Babel effect on my part surely I am sad to have to admit.

I have the distinct feeling that when someone like you or Brian, just to name two, at ease with the topic, went on the inner functionning, a sudden pall descended and only two or three still "followed".
Was mistaken then, am the only one lost in this maze.

So OK the mist was in my head and not "outside" or on the window pane.

Did someone wrote a dedicated "glossary" or a book on this problem ? Or is it just here and there that one can glean a notion and then another one further on.

Must need some rest.
Cheers

Jimbo

  • Exp. Member
  • ****
  • Posts: 114
  • Happy Knotting!
Re: Internal functioning of knots
« Reply #3 on: December 15, 2005, 09:53:24 PM »
Howdy, all!

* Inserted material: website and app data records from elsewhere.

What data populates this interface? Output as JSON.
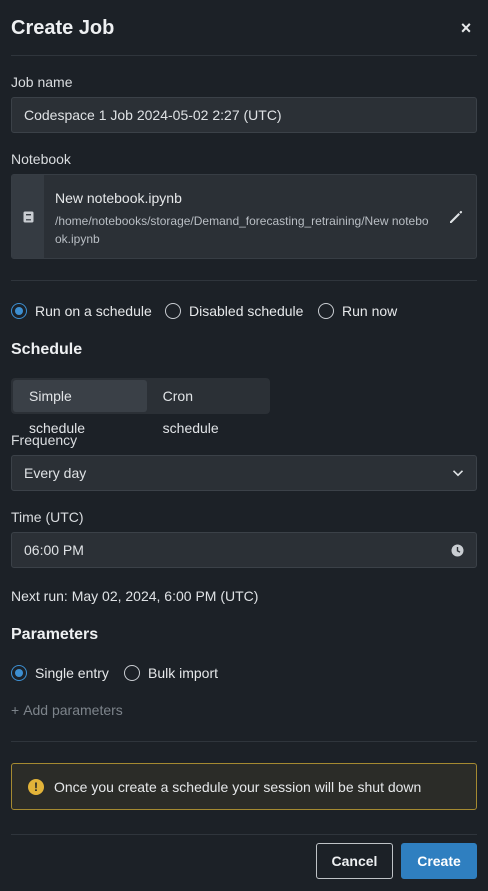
{
  "dialog": {
    "title": "Create Job",
    "close_glyph": "×"
  },
  "job_name": {
    "label": "Job name",
    "value": "Codespace 1 Job 2024-05-02 2:27 (UTC)"
  },
  "notebook": {
    "label": "Notebook",
    "name": "New notebook.ipynb",
    "path": "/home/notebooks/storage/Demand_forecasting_retraining/New notebook.ipynb",
    "icon": "notebook-icon",
    "edit_icon": "pencil-icon"
  },
  "run_mode": {
    "options": [
      {
        "label": "Run on a schedule",
        "selected": true
      },
      {
        "label": "Disabled schedule",
        "selected": false
      },
      {
        "label": "Run now",
        "selected": false
      }
    ]
  },
  "schedule": {
    "heading": "Schedule",
    "tabs": [
      {
        "label": "Simple schedule",
        "active": true
      },
      {
        "label": "Cron schedule",
        "active": false
      }
    ],
    "frequency_label": "Frequency",
    "frequency_value": "Every day",
    "time_label": "Time (UTC)",
    "time_value": "06:00 PM",
    "next_run": "Next run: May 02, 2024, 6:00 PM (UTC)"
  },
  "parameters": {
    "heading": "Parameters",
    "options": [
      {
        "label": "Single entry",
        "selected": true
      },
      {
        "label": "Bulk import",
        "selected": false
      }
    ],
    "add_label": "Add parameters",
    "add_glyph": "+"
  },
  "warning": {
    "glyph": "!",
    "text": "Once you create a schedule your session will be shut down"
  },
  "footer": {
    "cancel_label": "Cancel",
    "create_label": "Create"
  },
  "colors": {
    "background": "#1c2127",
    "accent": "#3d8fd1",
    "primary_button": "#2f7fc0",
    "warning": "#e2b339"
  }
}
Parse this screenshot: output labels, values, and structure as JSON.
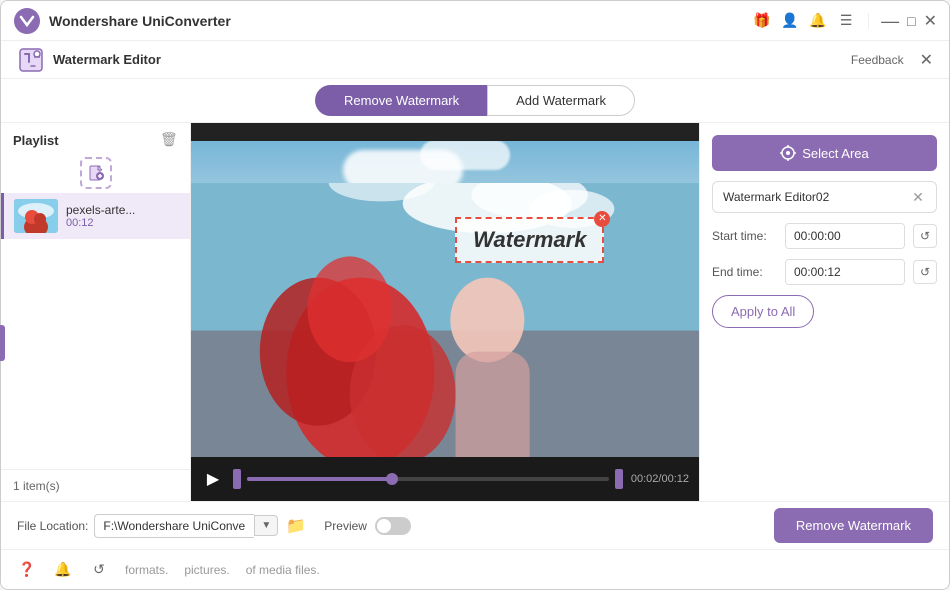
{
  "app": {
    "name": "Wondershare UniConverter",
    "logo_color": "#8b6bb1"
  },
  "titlebar": {
    "title": "Wondershare UniConverter",
    "icons": [
      "gift-icon",
      "account-icon",
      "bell-icon",
      "menu-icon"
    ],
    "window_controls": [
      "minimize",
      "maximize",
      "close"
    ],
    "feedback": "Feedback"
  },
  "subheader": {
    "title": "Watermark Editor"
  },
  "tabs": {
    "remove_label": "Remove Watermark",
    "add_label": "Add Watermark",
    "active": "remove"
  },
  "sidebar": {
    "title": "Playlist",
    "items": [
      {
        "name": "pexels-arte...",
        "duration": "00:12"
      }
    ],
    "item_count": "1 item(s)"
  },
  "video": {
    "watermark_text": "Watermark",
    "current_time": "00:02",
    "total_time": "00:12",
    "time_display": "00:02/00:12"
  },
  "right_panel": {
    "select_area_label": "Select Area",
    "watermark_tag": "Watermark Editor02",
    "start_time_label": "Start time:",
    "start_time_value": "00:00:00",
    "end_time_label": "End time:",
    "end_time_value": "00:00:12",
    "apply_all_label": "Apply to All"
  },
  "bottom_bar": {
    "file_location_label": "File Location:",
    "file_path": "F:\\Wondershare UniConverter",
    "preview_label": "Preview",
    "remove_watermark_label": "Remove Watermark"
  },
  "util_bar": {
    "texts": [
      "formats.",
      "pictures.",
      "of media files."
    ]
  }
}
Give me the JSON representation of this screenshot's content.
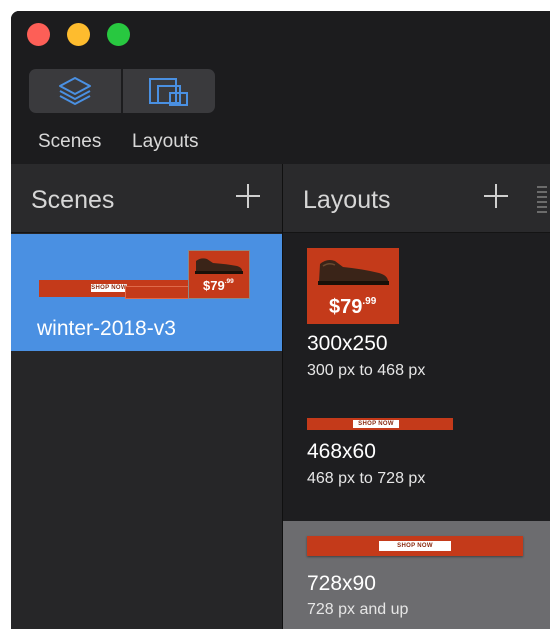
{
  "window": {
    "controls": [
      "close",
      "minimize",
      "maximize"
    ]
  },
  "toolbar": {
    "segments": [
      {
        "label": "Scenes",
        "icon": "layers-icon",
        "selected": true
      },
      {
        "label": "Layouts",
        "icon": "layouts-icon",
        "selected": false
      }
    ]
  },
  "scenes_pane": {
    "title": "Scenes",
    "add_icon": "plus-icon",
    "items": [
      {
        "name": "winter-2018-v3",
        "selected": true,
        "thumb": {
          "shop_label": "SHOP NOW",
          "price": "$79",
          "cents": ".99"
        }
      }
    ]
  },
  "layouts_pane": {
    "title": "Layouts",
    "add_icon": "plus-icon",
    "items": [
      {
        "size": "300x250",
        "range": "300 px to 468 px",
        "thumb": {
          "price": "$79",
          "cents": ".99"
        }
      },
      {
        "size": "468x60",
        "range": "468 px to 728 px",
        "thumb": {
          "shop_label": "SHOP NOW"
        }
      },
      {
        "size": "728x90",
        "range": "728 px and up",
        "thumb": {
          "shop_label": "SHOP NOW"
        },
        "selected": true
      }
    ]
  },
  "colors": {
    "selection_blue": "#4a90e2",
    "ad_red": "#c43a1a",
    "icon_blue": "#4a90e2"
  }
}
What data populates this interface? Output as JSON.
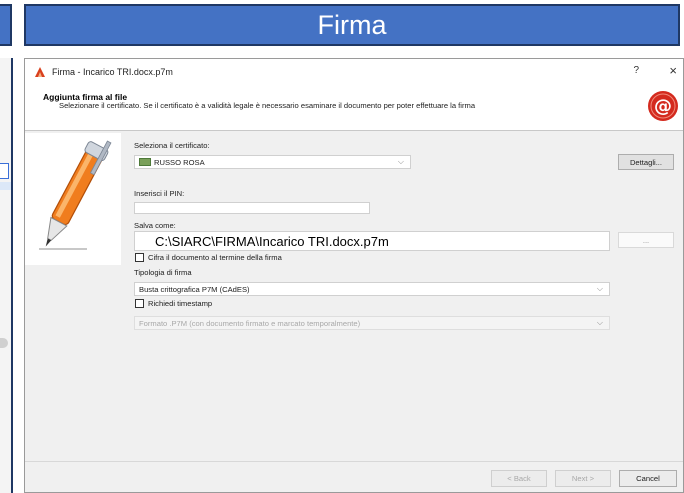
{
  "slide": {
    "title": "Firma"
  },
  "dialog": {
    "window_title": "Firma - Incarico TRI.docx.p7m",
    "help_glyph": "?",
    "close_glyph": "×",
    "header_title": "Aggiunta firma al file",
    "header_subtitle": "Selezionare il certificato. Se il certificato è a validità legale è necessario esaminare il documento per poter effettuare la firma",
    "certificate": {
      "label": "Seleziona il certificato:",
      "value": "RUSSO ROSA",
      "details_button": "Dettagli..."
    },
    "pin": {
      "label": "Inserisci il PIN:",
      "value": ""
    },
    "save_as": {
      "label": "Salva come:",
      "value": "C:\\SIARC\\FIRMA\\Incarico TRI.docx.p7m",
      "browse_button": "..."
    },
    "encrypt_checkbox": {
      "label": "Cifra il documento al termine della firma",
      "checked": false
    },
    "signature_type": {
      "label": "Tipologia di firma",
      "value": "Busta crittografica P7M (CAdES)"
    },
    "timestamp_checkbox": {
      "label": "Richiedi timestamp",
      "checked": false
    },
    "timestamp_format": {
      "value": "Formato .P7M (con documento firmato e marcato temporalmente)"
    },
    "buttons": {
      "back": "< Back",
      "next": "Next >",
      "cancel": "Cancel"
    }
  },
  "colors": {
    "banner": "#4472c4",
    "banner_border": "#1f3864",
    "dialog_bg": "#f0f0f0",
    "seal_red": "#d42a1e"
  },
  "icons": {
    "app": "firma-app-icon",
    "seal": "at-seal-icon",
    "pen": "pen-icon",
    "certificate": "certificate-icon"
  }
}
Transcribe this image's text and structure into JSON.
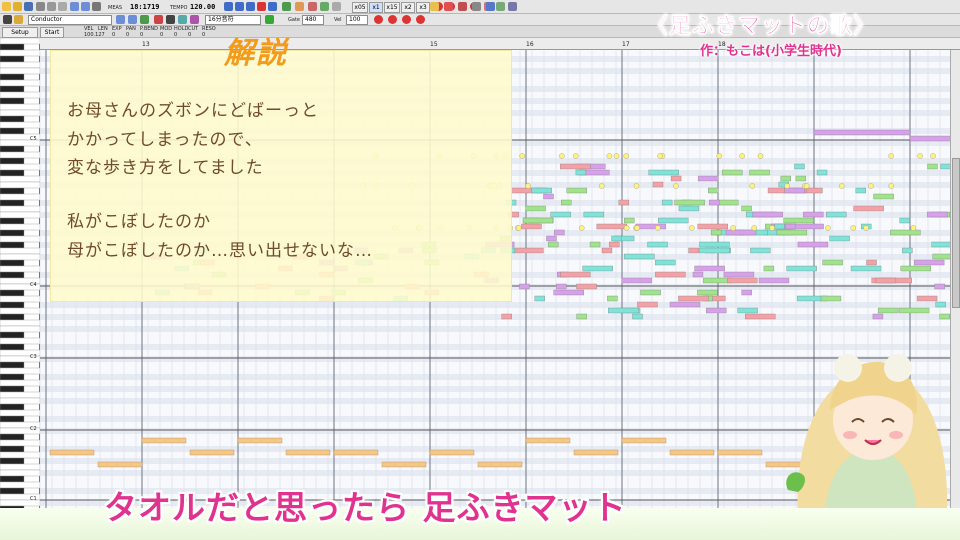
{
  "toolbar": {
    "position_label": "MEAS",
    "position": "18:1719",
    "tempo_label": "TEMPO",
    "tempo": "120.00",
    "track_select": "Conductor",
    "note_length": "16分音符",
    "gate_label": "Gate",
    "gate_value": "480",
    "vel_label": "Vel",
    "vel_value": "100",
    "zoom_buttons": [
      "x05",
      "x1",
      "x15",
      "x2",
      "x3"
    ],
    "setup_tab": "Setup",
    "start_tab": "Start",
    "param_labels": [
      "VEL",
      "LEN",
      "EXP",
      "PAN",
      "P.BEND",
      "MOD",
      "HOLD",
      "CUT",
      "RESO"
    ],
    "param_values": [
      "100.127",
      "0",
      "0",
      "0",
      "0",
      "0",
      "0",
      "0",
      "0"
    ]
  },
  "ruler": {
    "marks": [
      "13",
      "15",
      "16",
      "17",
      "18"
    ]
  },
  "piano": {
    "octave_labels": [
      "C5",
      "C4",
      "C3",
      "C2",
      "C1"
    ]
  },
  "overlay": {
    "heading": "解説",
    "lines": [
      "お母さんのズボンにどばーっと",
      "かかってしまったので、",
      "変な歩き方をしてました",
      "",
      "私がこぼしたのか",
      "母がこぼしたのか…思い出せないな…"
    ]
  },
  "song_title": "〈足ふきマットの歌〉",
  "author": "作：もこは(小学生時代)",
  "subtitle": "タオルだと思ったら 足ふきマット",
  "colors": {
    "accent_pink": "#e0338f",
    "heading_orange": "#f39b1a",
    "note_cyan": "#7ee3d9",
    "note_green": "#9fe38a",
    "note_pink": "#f3a0a6",
    "note_purple": "#d7a0ea",
    "note_yellow": "#fff27a",
    "bass_orange": "#f5c882"
  }
}
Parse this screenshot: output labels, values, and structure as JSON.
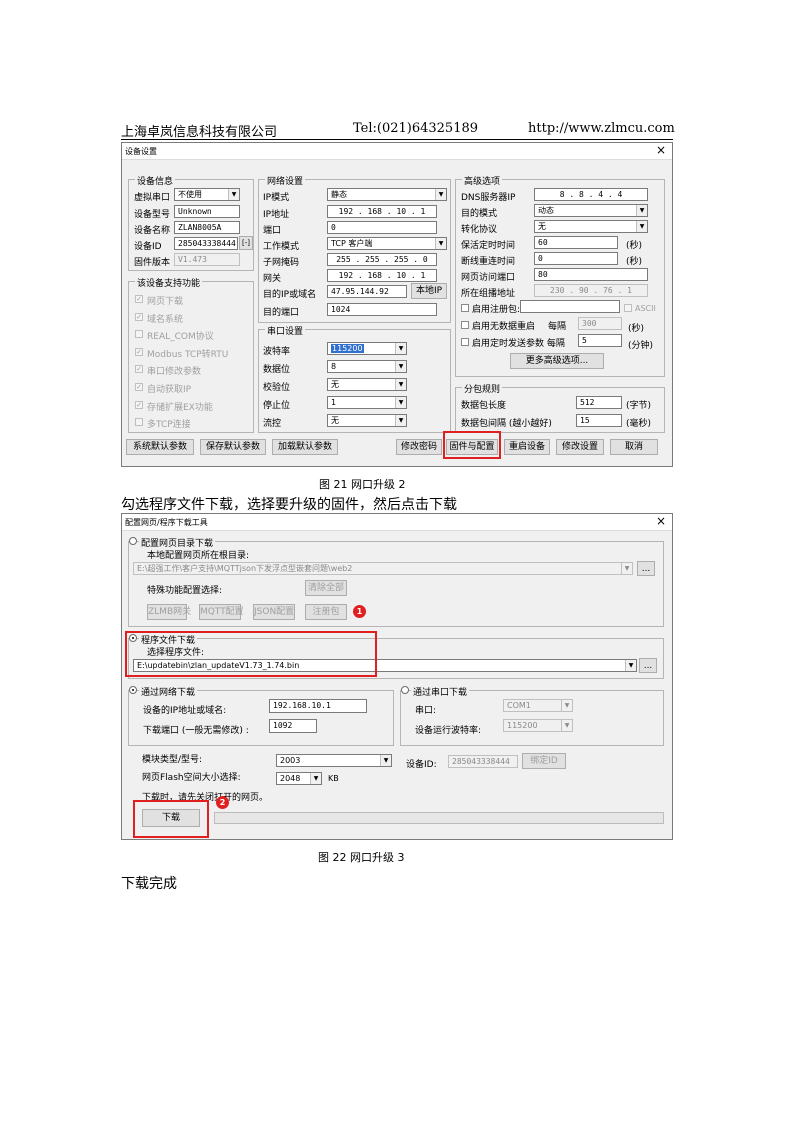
{
  "header": {
    "company": "上海卓岚信息科技有限公司",
    "tel": "Tel:(021)64325189",
    "url": "http://www.zlmcu.com"
  },
  "dialog1": {
    "title": "设备设置",
    "close": "×",
    "device_info": {
      "title": "设备信息",
      "virtual_port_label": "虚拟串口",
      "virtual_port_value": "不使用",
      "model_label": "设备型号",
      "model_value": "Unknown",
      "name_label": "设备名称",
      "name_value": "ZLAN8005A",
      "id_label": "设备ID",
      "id_value": "285043338444",
      "id_btn": "[-]",
      "fw_label": "固件版本",
      "fw_value": "V1.473"
    },
    "features": {
      "title": "该设备支持功能",
      "items": [
        "网页下载",
        "域名系统",
        "REAL_COM协议",
        "Modbus TCP转RTU",
        "串口修改参数",
        "自动获取IP",
        "存储扩展EX功能",
        "多TCP连接"
      ],
      "checked": [
        true,
        true,
        false,
        true,
        true,
        true,
        true,
        false
      ]
    },
    "network": {
      "title": "网络设置",
      "ip_mode_label": "IP模式",
      "ip_mode_value": "静态",
      "ip_label": "IP地址",
      "ip_value": "192 . 168 . 10 . 1",
      "port_label": "端口",
      "port_value": "0",
      "work_mode_label": "工作模式",
      "work_mode_value": "TCP 客户端",
      "mask_label": "子网掩码",
      "mask_value": "255 . 255 . 255 . 0",
      "gw_label": "网关",
      "gw_value": "192 . 168 . 10 . 1",
      "dest_ip_label": "目的IP或域名",
      "dest_ip_value": "47.95.144.92",
      "local_ip_btn": "本地IP",
      "dest_port_label": "目的端口",
      "dest_port_value": "1024"
    },
    "serial": {
      "title": "串口设置",
      "baud_label": "波特率",
      "baud_value": "115200",
      "data_label": "数据位",
      "data_value": "8",
      "parity_label": "校验位",
      "parity_value": "无",
      "stop_label": "停止位",
      "stop_value": "1",
      "flow_label": "流控",
      "flow_value": "无"
    },
    "advanced": {
      "title": "高级选项",
      "dns_label": "DNS服务器IP",
      "dns_value": "8 . 8 . 4 . 4",
      "dest_mode_label": "目的模式",
      "dest_mode_value": "动态",
      "proto_label": "转化协议",
      "proto_value": "无",
      "keepalive_label": "保活定时时间",
      "keepalive_value": "60",
      "keepalive_unit": "(秒)",
      "reconnect_label": "断线重连时间",
      "reconnect_value": "0",
      "reconnect_unit": "(秒)",
      "web_port_label": "网页访问端口",
      "web_port_value": "80",
      "multicast_label": "所在组播地址",
      "multicast_value": "230 . 90 . 76 . 1",
      "reg_label": "启用注册包:",
      "ascii_label": "ASCII",
      "noreboot_label": "启用无数据重启",
      "every_label": "每隔",
      "noreboot_value": "300",
      "noreboot_unit": "(秒)",
      "timed_label": "启用定时发送参数 每隔",
      "timed_value": "5",
      "timed_unit": "(分钟)",
      "more_btn": "更多高级选项..."
    },
    "packet": {
      "title": "分包规则",
      "len_label": "数据包长度",
      "len_value": "512",
      "len_unit": "(字节)",
      "interval_label": "数据包间隔 (越小越好)",
      "interval_value": "15",
      "interval_unit": "(毫秒)"
    },
    "buttons": {
      "sys_default": "系统默认参数",
      "save_default": "保存默认参数",
      "load_default": "加载默认参数",
      "change_pwd": "修改密码",
      "firmware": "固件与配置",
      "restart": "重启设备",
      "modify": "修改设置",
      "cancel": "取消"
    }
  },
  "caption1": "图 21 网口升级 2",
  "instruction": "勾选程序文件下载，选择要升级的固件，然后点击下载",
  "dialog2": {
    "title": "配置网页/程序下载工具",
    "close": "×",
    "web_download": {
      "title": "配置网页目录下载",
      "root_label": "本地配置网页所在根目录:",
      "root_path": "E:\\超强工作\\客户支持\\MQTTjson下发浮点型嵌套问题\\web2",
      "browse": "...",
      "special_label": "特殊功能配置选择:",
      "clear_btn": "清除全部",
      "zlmb_btn": "ZLMB网关",
      "mqtt_btn": "MQTT配置",
      "json_btn": "JSON配置",
      "reg_btn": "注册包",
      "badge1": "1"
    },
    "program_download": {
      "title": "程序文件下载",
      "select_label": "选择程序文件:",
      "file_path": "E:\\updatebin\\zlan_updateV1.73_1.74.bin",
      "browse": "..."
    },
    "net_download": {
      "title": "通过网络下载",
      "ip_label": "设备的IP地址或域名:",
      "ip_value": "192.168.10.1",
      "port_label": "下载端口 (一般无需修改) :",
      "port_value": "1092"
    },
    "serial_download": {
      "title": "通过串口下载",
      "port_label": "串口:",
      "port_value": "COM1",
      "baud_label": "设备运行波特率:",
      "baud_value": "115200"
    },
    "model_label": "模块类型/型号:",
    "model_value": "2003",
    "device_id_label": "设备ID:",
    "device_id_value": "285043338444",
    "bind_btn": "绑定ID",
    "flash_label": "网页Flash空间大小选择:",
    "flash_value": "2048",
    "flash_unit": "KB",
    "warning": "下载时，请先关闭打开的网页。",
    "badge2": "2",
    "download_btn": "下载"
  },
  "caption2": "图 22 网口升级 3",
  "done": "下载完成"
}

Knot to put a kink in this thread, but...

I beg and plead with you all:  PLEASE let's try to get to a point where "jargon" words have specific meanings!!  The whole "BIGHT" issue, and the vague notions of "LEAD" and "LOOP", etc. do not help us communicate!

I wanted to toss in a few terms too.

FAIR -- the aspect of having a smooth, finished appearance - making the knot more secure as well as worthy "to be countenanced".

LAY -- that which is considered "FAIR"

FRAY -- to UNRAVEL, usually unintentionally, usually as a result of wear or use.  Not to be confused with:

FAY -- to UNRAVEL on purpose, which seems to go with SCRAPING and TEASING...

TENSION, COMPRESSION, FRICTION (straight from Physics 101)

TURN

ROUND TURN

CROSSING

NIP

LEAD, LEAD, LEAD (can we have a different word, please?)

PLY, DOUBLE, DOUBLING ("DOUBLED TWICE" is just "DOUBLED", not "TRIPLED"??)

...

Hopefully this will bump this topic.  It needs participation and development!!

There are a lot of us here who have barked up this tree already.

I agree with DanL, that "SPart" needs a friend.  What would the other end be?  The "Running Part" ("RPart")??  Not picking on Dan, and you know I've given props where due, but it's an example of how sometimes something helpful can end up "standing proud" like those annoying fuzzy ends on a splice...

Say....

That reminds me!  If inadvertent ends sticking up are called "Hag's Teeth", what would they be called if they're on purpose?  I can hardly feel "proud" of seeing my splices with hairy strand ends "standing proud"!!

But I digress...

I seem to recall several threads all wrapped around this same concept.  The name I use is "taxonomy", but there are a lot of names (grammar, lexicon, ...) that mean the same thing.  It's the results that matter, and Brian_Grimley has also put up some very thought-provoking comments on the topic.

As to
Quote
wanted to vampirized other's knowledge
, I call that "Standing on the shoulders of giants".  It's the only way any society or population can evolve successfully.  If each of us had to reinvent everything, none of us would make it to breeding age!  If not for the marlingspike training on the forecastle, there would be no forecastle on which to train.  And no, you're not the only one "lost in this maze"!!!  If it helps, just realize that, it's quite likely that CWA himself was addressing this very problem when he wrote his ABoOK...  That's what I think, anyway.  I could be wrong, but...

We're all behind you on this, Nautile!!  Well, a lot of us are, anyway.  The others will be, as soon as the train starts moving.  "If you build it (your knot grammar), they will come!"  8)  But meanwhile, don't mistake deep reflection for
Quote
a sudden pall descended
-- It could just be we're snoozing.  Or working.  Or perhaps it's just ...

Time to go...


Jimbo
Thank you all, for everything.  As of 6/6/6, I have changed my password to a random string (which I forgot), thereby assuring that anyone posting as "Jimbo" in the future will NOT be me.  Good luck!!!